In addition to CAM’s geostrategic value, thanks to its proximity to the United States-its access to the Gulf of Mexico and its status as the “backyard” of the United States, or, in Ronald Reagan’s term, its ‘soft belly’, geography has also lent the isthmus an economic value from Chinese perception. The region’s geographic position has made it a global communication and transportation hub. It is a key maritime and air traffic corridor- a bridge between two great oceans, and between the northern and southern subcontinents of the Americas. Ports, airports, multimodal transport platforms and the construction of roads are important not only to the United States but also to China. Central America may not have the lure of Chile’s copper reserves, or Venezuela’s oil deposits, or Peru’s iron lodes, but it is the conduit for Chinese access to the east coast of the United States. The situation in the isthmus will continue to be one of competition rather than confrontation, but the United States will also continue with its nineteenth-century Monroe Doctrine approach to the region, pushing back against extra-continental insertions into its zone of influence.
The traditional interests have hovered around ideology to be the cause of instability in the “Northern Triangle” nations of El Salvador, Guatemala, and Honduras. These countries are struggling with widespread insecurity, fragile political and judicial systems, and high levels of poverty and unemployment. Transnational criminal organizations have taken advantage of the situation, utilizing the region to traffic cocaine to the United States, apart from other illicit activities. The inability of the Northern Triangle governments to address those challenges effectively has far-reaching implications for the United States.
Harris’ visit has sent a clear message that the US government will not cede ground in Central America to China, bolstered practically by a commitment to provide aid and resources for creating economic opportunities. The Partnership for Central America (PCA) was launched to mobilize investments and coordinate private sector projects in support of the Vice President’s Call to Action. These steps have fuelled the speculations that her visit may have been planned to thwart the Chinese presence in Central America. To make the agenda fructify, rather than meet with leaders, she should engage with civil society stakeholders on rule of law, transparency and the need for strengthening democratic institutions. An all-inclusive approach, comprising Washington managing to win goodwill through its pandemic diplomacy, should be the future strategy.

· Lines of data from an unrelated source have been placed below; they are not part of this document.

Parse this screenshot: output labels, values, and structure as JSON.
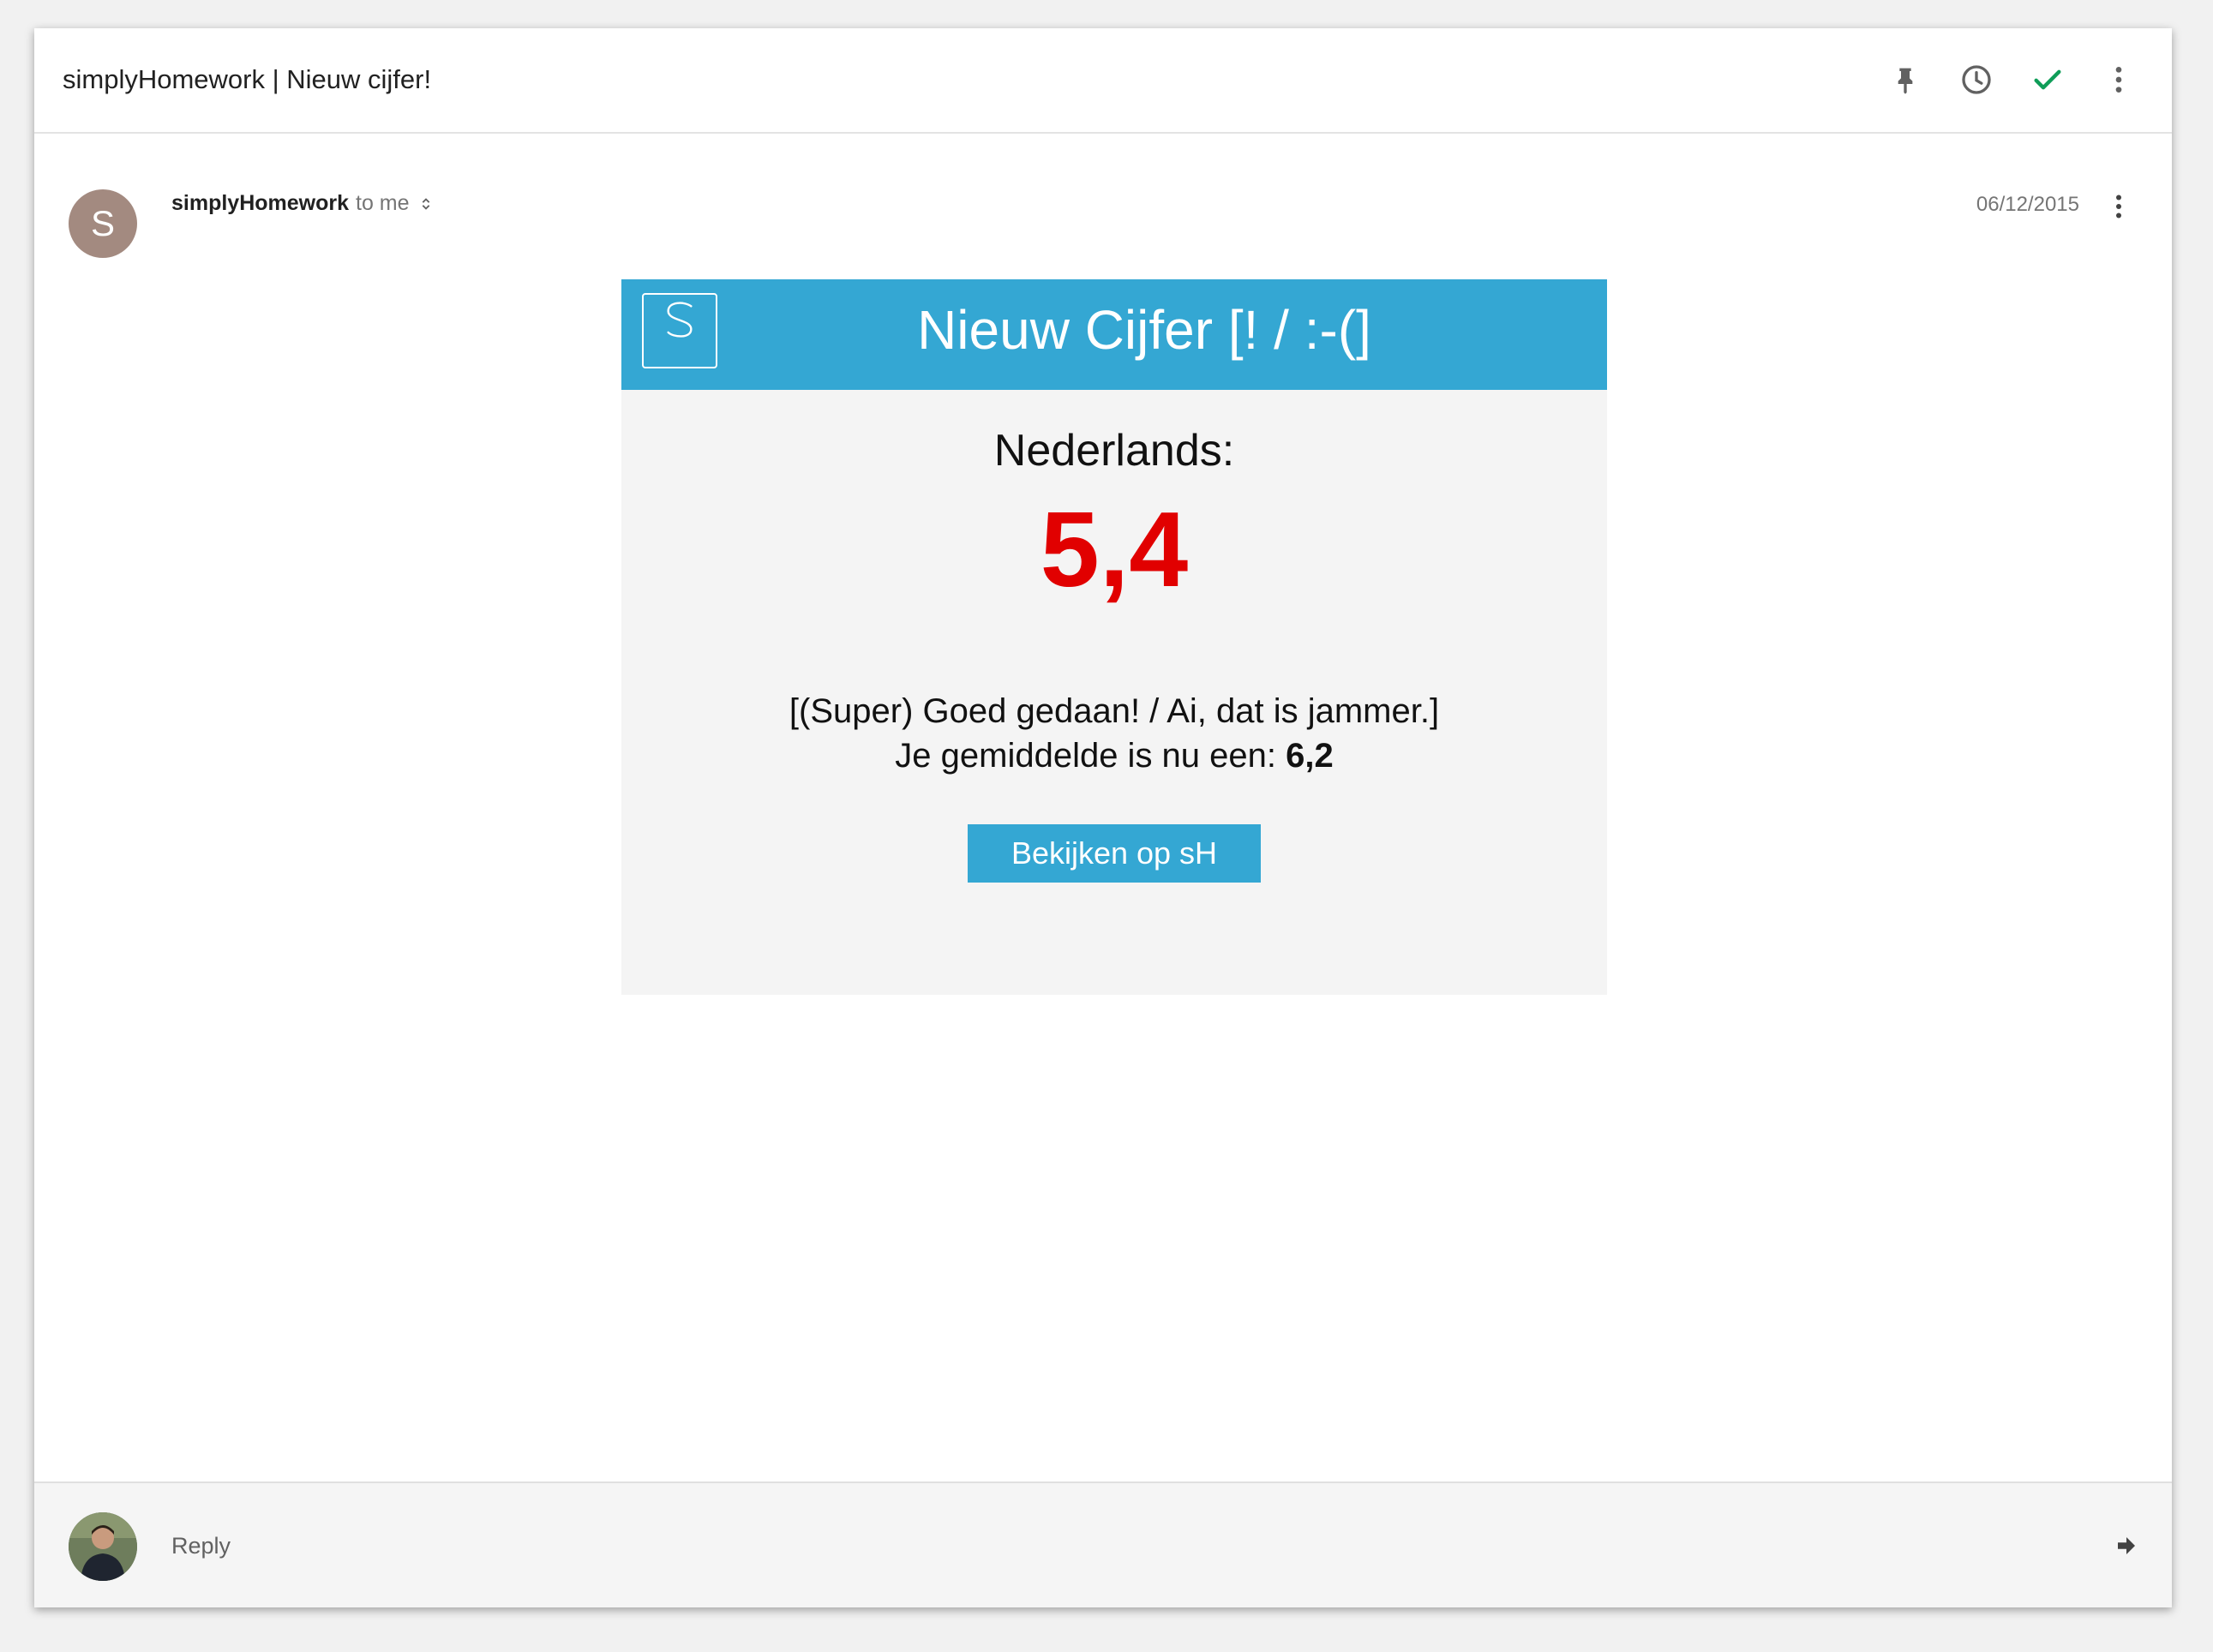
{
  "thread": {
    "subject": "simplyHomework | Nieuw cijfer!",
    "actions": [
      {
        "name": "pin-icon",
        "label": "Pin"
      },
      {
        "name": "clock-icon",
        "label": "Snooze"
      },
      {
        "name": "check-icon",
        "label": "Done",
        "color": "#0f9d58"
      },
      {
        "name": "more-vert-icon",
        "label": "More"
      }
    ]
  },
  "message": {
    "avatar_letter": "S",
    "avatar_color": "#a38a80",
    "sender_name": "simplyHomework",
    "recipient_text": "to me",
    "date": "06/12/2015"
  },
  "email_body": {
    "banner_color": "#34a7d3",
    "title": "Nieuw Cijfer [! / :-(]",
    "subject_label": "Nederlands:",
    "grade": "5,4",
    "grade_color": "#e10000",
    "feedback": "[(Super) Goed gedaan! / Ai, dat is jammer.]",
    "average_prefix": "Je gemiddelde is nu een: ",
    "average_value": "6,2",
    "button_label": "Bekijken op sH"
  },
  "reply": {
    "label": "Reply"
  }
}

(The author is Faculty in Latin American Division, CCUS&LAS, SIS, JNU, New Delhi. Email: email@example.com Views expressed are personal and do not reflect the official position or policy of Financial Express Online. Reproducing this content without permission is prohibited).